So I decided to try that dose and did have thyroid tension. I lowered dose where I don't feel any sensations - 1/40 of capsule (yes, 1/40 of 5mg lithium orotate). And after ~15 days of this treatment I found out my thyroid is really more hyper, my potassium need is much more, palpitations harder. It seems to fade in 2 weeks already as I stopped lithium.

My guess is people with genetic type like Freddd's and Drmullin30's who worked folate and b12 to very high (relatively to RDA) doses have problems with absorbtion or maintaining nutrients and they will have success with lithium. Ones like me (I would probably die with 10mg+ of folate on regular basis, even with potassium and copper by hand) must be very careful with lithium.
Thanks @Kadar Those links you provided look really interesting. As a general rule, I get nervous about super high doses of anything. I've worked my way up to 650 mcg/day of mfolate, and that may be as high as I go.
My latest thought on lithium is to take a partial capsule throughout the day, and try to take it an hour or so before I take B12, in hopes that what I do take gets used in the right way. Do you see any merit in that approach?
One thing I wonder about is whether the content of my capsules is uniform enough that I get a consistent dose when I take only part of a capsule. Thoughts on that?
Thanks @Hip I have pretty much come to that conclusion too. I wonder if Hair Analysis is valid for some people but not for others, due to the nature of their hair, type of shampoo they use, etc.
I think urine tests are probably the route I will go, but I’m looking ahead and seeing a lot of money spent on those.
@drmullin30 I’ve read the heartfixer material more thoroughly and I think it is starting to sink in. The first time I read it, the part about the SAMe/SAH ratio, and all of the complicated reactions related to COMT, caused my eyes to glass over and my brain just refused to process it. All of the discussion about high homocysteine and heart attacks probably caused my brain to refuse also. But I think it is starting to gel a bit now.

If I am understanding it correctly, what could be going on with me is that my MTHFR C677T SNP, and compromised methylation status, have created high homocysteine (which I have had for many years) which is causing a back-up in the COMT action that would normally convert SAH to homocysteine.
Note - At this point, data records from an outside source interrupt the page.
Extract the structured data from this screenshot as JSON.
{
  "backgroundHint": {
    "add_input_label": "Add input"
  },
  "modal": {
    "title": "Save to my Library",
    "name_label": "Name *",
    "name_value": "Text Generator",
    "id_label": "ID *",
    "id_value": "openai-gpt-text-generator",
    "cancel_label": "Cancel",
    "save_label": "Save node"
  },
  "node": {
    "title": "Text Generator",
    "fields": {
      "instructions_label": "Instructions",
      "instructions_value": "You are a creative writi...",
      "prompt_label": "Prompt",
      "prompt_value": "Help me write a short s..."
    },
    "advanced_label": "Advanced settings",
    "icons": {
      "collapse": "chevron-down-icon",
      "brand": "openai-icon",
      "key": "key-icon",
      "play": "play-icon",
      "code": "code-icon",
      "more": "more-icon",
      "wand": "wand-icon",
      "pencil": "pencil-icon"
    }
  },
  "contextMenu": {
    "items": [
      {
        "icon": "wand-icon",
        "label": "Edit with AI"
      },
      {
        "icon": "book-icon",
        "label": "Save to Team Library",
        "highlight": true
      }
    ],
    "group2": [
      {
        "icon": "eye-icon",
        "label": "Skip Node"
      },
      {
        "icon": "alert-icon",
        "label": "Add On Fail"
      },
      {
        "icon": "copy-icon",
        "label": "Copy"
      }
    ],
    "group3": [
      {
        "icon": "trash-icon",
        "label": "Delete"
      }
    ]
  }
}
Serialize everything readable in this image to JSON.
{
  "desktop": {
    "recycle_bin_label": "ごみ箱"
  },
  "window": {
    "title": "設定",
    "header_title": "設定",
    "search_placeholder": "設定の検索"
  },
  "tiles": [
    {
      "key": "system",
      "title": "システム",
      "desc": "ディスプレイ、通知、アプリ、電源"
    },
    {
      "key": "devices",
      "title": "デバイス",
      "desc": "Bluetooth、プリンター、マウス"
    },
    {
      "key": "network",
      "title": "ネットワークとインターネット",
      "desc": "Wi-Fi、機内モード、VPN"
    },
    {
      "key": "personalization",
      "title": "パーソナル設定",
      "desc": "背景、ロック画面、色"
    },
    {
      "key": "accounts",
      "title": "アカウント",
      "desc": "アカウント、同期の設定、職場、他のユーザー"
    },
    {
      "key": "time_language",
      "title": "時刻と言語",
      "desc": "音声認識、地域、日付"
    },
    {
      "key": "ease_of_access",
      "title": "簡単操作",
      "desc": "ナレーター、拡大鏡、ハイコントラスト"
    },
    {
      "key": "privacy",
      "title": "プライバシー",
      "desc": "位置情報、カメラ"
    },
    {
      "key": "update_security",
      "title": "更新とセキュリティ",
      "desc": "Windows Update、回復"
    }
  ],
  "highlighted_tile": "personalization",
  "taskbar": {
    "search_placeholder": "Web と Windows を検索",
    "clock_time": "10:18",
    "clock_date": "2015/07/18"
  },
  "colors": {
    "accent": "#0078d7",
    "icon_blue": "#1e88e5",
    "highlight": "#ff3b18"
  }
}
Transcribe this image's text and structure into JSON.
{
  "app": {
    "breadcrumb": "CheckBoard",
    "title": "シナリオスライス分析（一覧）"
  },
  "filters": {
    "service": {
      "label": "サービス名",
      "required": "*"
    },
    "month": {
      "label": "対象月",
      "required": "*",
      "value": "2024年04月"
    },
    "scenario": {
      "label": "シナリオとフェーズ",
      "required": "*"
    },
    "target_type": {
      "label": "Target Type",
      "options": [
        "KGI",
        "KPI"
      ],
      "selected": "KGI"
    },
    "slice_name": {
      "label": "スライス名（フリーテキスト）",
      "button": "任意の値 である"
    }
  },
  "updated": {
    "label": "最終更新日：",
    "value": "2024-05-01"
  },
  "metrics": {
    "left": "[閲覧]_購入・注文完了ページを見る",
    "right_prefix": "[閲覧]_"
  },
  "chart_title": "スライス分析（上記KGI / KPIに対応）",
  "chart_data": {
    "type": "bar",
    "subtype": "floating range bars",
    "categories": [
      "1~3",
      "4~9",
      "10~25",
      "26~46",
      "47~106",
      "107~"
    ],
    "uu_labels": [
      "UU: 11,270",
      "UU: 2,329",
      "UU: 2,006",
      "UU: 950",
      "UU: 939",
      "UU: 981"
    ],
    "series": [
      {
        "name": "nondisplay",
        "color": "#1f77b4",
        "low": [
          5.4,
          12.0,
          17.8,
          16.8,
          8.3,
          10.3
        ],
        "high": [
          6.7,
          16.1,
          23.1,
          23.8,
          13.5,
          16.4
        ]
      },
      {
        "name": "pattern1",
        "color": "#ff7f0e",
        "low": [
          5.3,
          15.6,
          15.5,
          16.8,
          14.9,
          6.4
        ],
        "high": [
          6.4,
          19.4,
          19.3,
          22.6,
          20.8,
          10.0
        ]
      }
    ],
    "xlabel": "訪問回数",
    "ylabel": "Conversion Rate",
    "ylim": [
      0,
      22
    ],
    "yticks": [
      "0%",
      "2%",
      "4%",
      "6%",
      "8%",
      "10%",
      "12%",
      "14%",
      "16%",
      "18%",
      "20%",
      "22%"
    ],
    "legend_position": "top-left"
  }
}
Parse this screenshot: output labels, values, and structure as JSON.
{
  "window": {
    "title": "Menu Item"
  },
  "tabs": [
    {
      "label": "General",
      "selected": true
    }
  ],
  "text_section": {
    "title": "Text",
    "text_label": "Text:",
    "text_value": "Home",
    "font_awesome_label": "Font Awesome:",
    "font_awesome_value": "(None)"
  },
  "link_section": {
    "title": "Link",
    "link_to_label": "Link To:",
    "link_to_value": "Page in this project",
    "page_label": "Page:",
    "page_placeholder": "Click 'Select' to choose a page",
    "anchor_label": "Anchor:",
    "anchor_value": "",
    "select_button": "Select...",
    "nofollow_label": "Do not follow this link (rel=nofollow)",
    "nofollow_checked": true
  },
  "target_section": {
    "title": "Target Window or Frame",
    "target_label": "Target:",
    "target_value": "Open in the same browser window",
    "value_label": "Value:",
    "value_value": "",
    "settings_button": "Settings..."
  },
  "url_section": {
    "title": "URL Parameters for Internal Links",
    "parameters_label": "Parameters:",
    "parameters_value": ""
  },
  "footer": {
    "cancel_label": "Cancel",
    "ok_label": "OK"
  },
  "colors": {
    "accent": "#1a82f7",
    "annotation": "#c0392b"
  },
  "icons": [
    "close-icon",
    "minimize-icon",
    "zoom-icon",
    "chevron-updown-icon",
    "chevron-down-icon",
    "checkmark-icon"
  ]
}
So this would indicate to me that my primary focus should be on getting methylation moving, and lowering my homocysteine levels. At the same time, it might help to pretend that I do have COMT SNPs with downregulation, and do some things to help my COMT be more functional, like:
Limiting intake of bioflavonoids and catecholamines
Supplement with PC and creatine, to decrease SAMe expenditure
Try to reduce my oxidative stress.

It is complicated though, because if I were COMT + (and VDR Taq -/-) then his recommendation is to limit methyl donors and dopamine precursors like tyromine. But because of my MTHFR status, that doesn’t seem like the right thing to do (???).

If things ever settle down with COVID so that I feel brave enough to venture to a lab for a blood draw, I think knowing what my SAMe/SAH ratio is would be really useful information. I’m annoyed that none of the doctors I went to in the past ever thought to do that.

So what do you think of my conclusions? On track, or off?
When doing my search for lithium dumping I came across an old thread (Significant Improvement Story -- Focus on Thiamine Deficiency) with part of the discussion touching on lithium. @alethea described a battle with balancing electrolytes and also dumping of lithium. The active form of B1 (Benfotiamine) is what seemed to correct the problem. I had never paid much attention to B1, other than that it is in my B-Complex (but not the active form). I see that @alethea is still in the directory, so was hoping they might care to expand on the lithium dumping aspect.
Anyone else have good experience with Benfotiamine? Any thoughts on whether this active form is actually superior to the standard form in most supplements?